Upon calling of its bus_new() function, the driver allocates a "bus_t" structure and performs all required internal initializations.
After creation of the new "bus_t" structure, the bus_init() function will be called to give the driver the possibility to initialize it's internal states or BSR bits as required. Such functionality has been split from bus_new() since some drivers require to re-initialize during runtime.
The driver is supposed to free all allocated memory (including its "bus_t" structure). Additionally, it should set the device into a state that doesn't prevent it from normal operation.
Prints a message describing the driver. This function is called by the "print" command before it lists the areas covered by this bus driver.
This function is called whenever a bus operation is initiated. The driver should perform the required preparation steps so that subsequent calls to the bus_read_* and bus_write functions can perform their tasks properly.
E.g. a BSR bus driver would put the device into EXTEST mode to activate the boundary scan register on the device pins.
At certain stages, the bus driver's bus_area() function is called by other commands to query the bus geometry for a given address. The bus driver must fill in the fields of a "bus_area_t" structure describing the geometry of the area in which the specified address is located:
a short textual description of the area
start address of area
length of area in bytes
data width in bits
Queries with an address out of range must result in an area length of
Since the JTAG state machine defines a capture-shift-update sequence, it is required to shift the address for a read prior to capturing the read data. Therefore, the bus_read_start() function is called with the very first address to read from. This enables the driver to shift the address into the device before it can actually retrieve the read data for this address.
The bus_read_next() function fetches the read data from the device that has been addressed by a previous call to bus_read_start() or bus_read_next(). Again, this is due to the capture-shift-update sequence of JTAG:

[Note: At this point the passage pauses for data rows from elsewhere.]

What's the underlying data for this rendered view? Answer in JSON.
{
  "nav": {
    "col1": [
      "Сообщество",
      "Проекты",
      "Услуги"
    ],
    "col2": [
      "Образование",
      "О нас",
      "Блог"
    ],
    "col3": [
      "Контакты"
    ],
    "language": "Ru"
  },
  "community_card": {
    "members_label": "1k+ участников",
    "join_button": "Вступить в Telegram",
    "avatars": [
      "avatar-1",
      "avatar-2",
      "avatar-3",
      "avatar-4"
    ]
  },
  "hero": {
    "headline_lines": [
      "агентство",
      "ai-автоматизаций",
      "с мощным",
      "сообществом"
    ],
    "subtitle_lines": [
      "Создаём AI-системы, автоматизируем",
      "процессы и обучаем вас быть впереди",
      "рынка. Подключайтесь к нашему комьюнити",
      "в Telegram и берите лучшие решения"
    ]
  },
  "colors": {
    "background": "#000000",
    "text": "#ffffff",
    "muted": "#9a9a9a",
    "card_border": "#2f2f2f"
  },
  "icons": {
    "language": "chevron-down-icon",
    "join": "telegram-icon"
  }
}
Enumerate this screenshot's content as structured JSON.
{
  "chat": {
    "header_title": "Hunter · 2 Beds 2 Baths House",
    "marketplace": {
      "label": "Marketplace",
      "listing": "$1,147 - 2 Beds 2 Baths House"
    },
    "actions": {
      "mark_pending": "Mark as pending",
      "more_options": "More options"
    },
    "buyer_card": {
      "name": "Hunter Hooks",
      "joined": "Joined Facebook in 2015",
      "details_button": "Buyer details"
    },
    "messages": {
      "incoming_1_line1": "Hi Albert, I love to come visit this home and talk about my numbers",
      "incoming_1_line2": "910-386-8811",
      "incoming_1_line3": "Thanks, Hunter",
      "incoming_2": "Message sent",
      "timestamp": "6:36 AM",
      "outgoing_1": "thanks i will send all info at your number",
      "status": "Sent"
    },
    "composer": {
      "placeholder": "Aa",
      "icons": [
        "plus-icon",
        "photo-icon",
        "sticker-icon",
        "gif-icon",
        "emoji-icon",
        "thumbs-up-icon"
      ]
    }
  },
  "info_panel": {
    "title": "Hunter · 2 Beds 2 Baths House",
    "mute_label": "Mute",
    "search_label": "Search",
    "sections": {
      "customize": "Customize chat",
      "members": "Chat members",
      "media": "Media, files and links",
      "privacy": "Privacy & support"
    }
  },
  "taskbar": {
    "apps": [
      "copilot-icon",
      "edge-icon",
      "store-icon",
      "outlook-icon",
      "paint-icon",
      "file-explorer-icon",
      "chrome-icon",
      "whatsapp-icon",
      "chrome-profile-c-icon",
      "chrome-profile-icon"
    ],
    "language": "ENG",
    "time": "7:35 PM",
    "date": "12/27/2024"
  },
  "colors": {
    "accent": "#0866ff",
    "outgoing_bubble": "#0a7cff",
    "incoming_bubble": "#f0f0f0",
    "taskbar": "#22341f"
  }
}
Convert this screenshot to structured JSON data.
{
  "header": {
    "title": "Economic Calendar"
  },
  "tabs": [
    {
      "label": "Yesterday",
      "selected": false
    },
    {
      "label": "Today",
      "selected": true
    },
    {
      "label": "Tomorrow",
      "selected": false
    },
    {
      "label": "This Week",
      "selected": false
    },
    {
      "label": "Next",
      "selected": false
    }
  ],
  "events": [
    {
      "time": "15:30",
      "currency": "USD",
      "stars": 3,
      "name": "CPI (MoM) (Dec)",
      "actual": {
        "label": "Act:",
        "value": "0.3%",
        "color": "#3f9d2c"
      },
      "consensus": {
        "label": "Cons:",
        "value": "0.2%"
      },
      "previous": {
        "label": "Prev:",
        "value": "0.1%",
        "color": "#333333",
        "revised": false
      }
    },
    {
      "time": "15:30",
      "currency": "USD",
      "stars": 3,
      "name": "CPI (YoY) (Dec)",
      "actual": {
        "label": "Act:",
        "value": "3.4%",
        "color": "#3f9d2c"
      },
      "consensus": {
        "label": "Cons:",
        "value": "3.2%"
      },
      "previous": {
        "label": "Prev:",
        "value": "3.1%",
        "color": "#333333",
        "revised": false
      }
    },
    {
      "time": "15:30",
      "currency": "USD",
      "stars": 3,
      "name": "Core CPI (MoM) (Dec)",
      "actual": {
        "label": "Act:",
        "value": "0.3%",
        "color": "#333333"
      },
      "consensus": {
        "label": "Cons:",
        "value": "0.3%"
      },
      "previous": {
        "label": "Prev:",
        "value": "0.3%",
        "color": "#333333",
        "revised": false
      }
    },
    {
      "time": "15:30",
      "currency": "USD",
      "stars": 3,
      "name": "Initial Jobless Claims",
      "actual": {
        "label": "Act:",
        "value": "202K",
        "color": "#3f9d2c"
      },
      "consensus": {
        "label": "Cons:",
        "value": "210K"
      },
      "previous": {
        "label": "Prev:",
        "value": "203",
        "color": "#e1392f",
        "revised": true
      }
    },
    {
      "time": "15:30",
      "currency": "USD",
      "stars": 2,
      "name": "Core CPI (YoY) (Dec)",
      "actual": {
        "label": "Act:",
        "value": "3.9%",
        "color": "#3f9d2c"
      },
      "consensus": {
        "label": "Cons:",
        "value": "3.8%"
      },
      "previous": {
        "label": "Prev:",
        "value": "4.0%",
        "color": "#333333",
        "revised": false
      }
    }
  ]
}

capture read data from device pins
shift new address
update new address to device pins
The address parameter specifies the location of the following read access. It is not the address of the data returned by this function call.
Function "bus_read_end()" is called at the end of a read sequence. I.e. when the higher level command determines that the last data portion is to be read from the device. There is no new address and the function driver is supposed to return the read data that was addressed previously.
For ease of use, a bus driver has to supply a "bus_read()" function that encapsulates reading data from a single address in an atomic operation. Bus drivers typically build this function from "bus_read_start()" and a subsequent "bus_read_end()".
This function writes one data element at the specified address. Since this translates to a single JTAG operation (capture ignored, shift and update address & data), there is no splitting as with the read functions.